Exercise:
Recreate the entire listing that appears below, exactly.

----------------------------------------

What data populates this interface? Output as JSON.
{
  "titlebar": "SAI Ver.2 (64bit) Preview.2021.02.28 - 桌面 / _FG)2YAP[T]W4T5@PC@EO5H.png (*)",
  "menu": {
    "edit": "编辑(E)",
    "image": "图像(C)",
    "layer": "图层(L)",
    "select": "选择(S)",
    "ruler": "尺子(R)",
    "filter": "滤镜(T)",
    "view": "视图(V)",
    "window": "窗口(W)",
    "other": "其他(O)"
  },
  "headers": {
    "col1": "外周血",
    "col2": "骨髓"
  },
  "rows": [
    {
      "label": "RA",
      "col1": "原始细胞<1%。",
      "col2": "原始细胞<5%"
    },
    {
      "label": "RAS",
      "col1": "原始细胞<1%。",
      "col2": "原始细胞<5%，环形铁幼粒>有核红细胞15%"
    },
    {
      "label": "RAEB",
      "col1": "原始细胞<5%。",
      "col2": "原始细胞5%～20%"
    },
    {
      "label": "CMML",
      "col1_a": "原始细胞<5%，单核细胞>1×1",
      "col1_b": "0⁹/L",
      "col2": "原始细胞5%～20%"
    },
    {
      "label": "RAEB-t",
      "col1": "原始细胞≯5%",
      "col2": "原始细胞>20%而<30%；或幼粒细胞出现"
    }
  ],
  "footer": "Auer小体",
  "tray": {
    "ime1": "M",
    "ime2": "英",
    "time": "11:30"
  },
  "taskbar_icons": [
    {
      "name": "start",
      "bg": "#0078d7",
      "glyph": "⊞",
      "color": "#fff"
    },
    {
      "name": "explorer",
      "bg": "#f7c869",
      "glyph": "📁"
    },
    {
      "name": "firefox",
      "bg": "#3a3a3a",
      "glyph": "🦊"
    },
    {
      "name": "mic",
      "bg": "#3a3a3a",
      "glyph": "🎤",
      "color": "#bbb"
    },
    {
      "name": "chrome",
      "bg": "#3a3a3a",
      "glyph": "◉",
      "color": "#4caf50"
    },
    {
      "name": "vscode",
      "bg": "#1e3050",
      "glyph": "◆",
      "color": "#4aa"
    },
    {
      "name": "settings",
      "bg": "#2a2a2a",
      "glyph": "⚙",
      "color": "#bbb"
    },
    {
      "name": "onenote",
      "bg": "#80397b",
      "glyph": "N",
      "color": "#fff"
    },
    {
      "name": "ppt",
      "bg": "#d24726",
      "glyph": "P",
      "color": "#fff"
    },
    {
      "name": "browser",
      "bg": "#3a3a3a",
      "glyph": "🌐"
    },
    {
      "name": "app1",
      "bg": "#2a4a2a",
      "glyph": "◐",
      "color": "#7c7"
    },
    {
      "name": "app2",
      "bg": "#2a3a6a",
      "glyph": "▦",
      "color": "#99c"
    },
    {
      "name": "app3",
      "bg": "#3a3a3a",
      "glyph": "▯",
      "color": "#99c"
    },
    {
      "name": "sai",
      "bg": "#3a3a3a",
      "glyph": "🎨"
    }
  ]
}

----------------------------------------

Completed exercise:
What data populates this interface? Output as JSON.
{
  "titlebar": "SAI Ver.2 (64bit) Preview.2021.02.28 - 桌面 / _FG)2YAP[T]W4T5@PC@EO5H.png (*)",
  "menu": {
    "edit": "编辑(E)",
    "image": "图像(C)",
    "layer": "图层(L)",
    "select": "选择(S)",
    "ruler": "尺子(R)",
    "filter": "滤镜(T)",
    "view": "视图(V)",
    "window": "窗口(W)",
    "other": "其他(O)"
  },
  "headers": {
    "col1": "外周血",
    "col2": "骨髓"
  },
  "rows": [
    {
      "label": "RA",
      "col1": "原始细胞<1%。",
      "col2": "原始细胞<5%"
    },
    {
      "label": "RAS",
      "col1": "原始细胞<1%。",
      "col2": "原始细胞<5%，环形铁幼粒>有核红细胞15%"
    },
    {
      "label": "RAEB",
      "col1": "原始细胞<5%。",
      "col2": "原始细胞5%～20%"
    },
    {
      "label": "CMML",
      "col1_a": "原始细胞<5%，单核细胞>1×1",
      "col1_b": "0⁹/L",
      "col2": "原始细胞5%～20%"
    },
    {
      "label": "RAEB-t",
      "col1": "原始细胞≯5%",
      "col2": "原始细胞>20%而<30%；或幼粒细胞出现"
    }
  ],
  "footer": "Auer小体",
  "tray": {
    "ime1": "M",
    "ime2": "英",
    "time": "11:30"
  },
  "taskbar_icons": [
    {
      "name": "start",
      "bg": "#0078d7",
      "glyph": "⊞",
      "color": "#fff"
    },
    {
      "name": "explorer",
      "bg": "#f7c869",
      "glyph": "📁"
    },
    {
      "name": "firefox",
      "bg": "#3a3a3a",
      "glyph": "🦊"
    },
    {
      "name": "mic",
      "bg": "#3a3a3a",
      "glyph": "🎤",
      "color": "#bbb"
    },
    {
      "name": "chrome",
      "bg": "#3a3a3a",
      "glyph": "◉",
      "color": "#4caf50"
    },
    {
      "name": "vscode",
      "bg": "#1e3050",
      "glyph": "◆",
      "color": "#4aa"
    },
    {
      "name": "settings",
      "bg": "#2a2a2a",
      "glyph": "⚙",
      "color": "#bbb"
    },
    {
      "name": "onenote",
      "bg": "#80397b",
      "glyph": "N",
      "color": "#fff"
    },
    {
      "name": "ppt",
      "bg": "#d24726",
      "glyph": "P",
      "color": "#fff"
    },
    {
      "name": "browser",
      "bg": "#3a3a3a",
      "glyph": "🌐"
    },
    {
      "name": "app1",
      "bg": "#2a4a2a",
      "glyph": "◐",
      "color": "#7c7"
    },
    {
      "name": "app2",
      "bg": "#2a3a6a",
      "glyph": "▦",
      "color": "#99c"
    },
    {
      "name": "app3",
      "bg": "#3a3a3a",
      "glyph": "▯",
      "color": "#99c"
    },
    {
      "name": "sai",
      "bg": "#3a3a3a",
      "glyph": "🎨"
    }
  ]
}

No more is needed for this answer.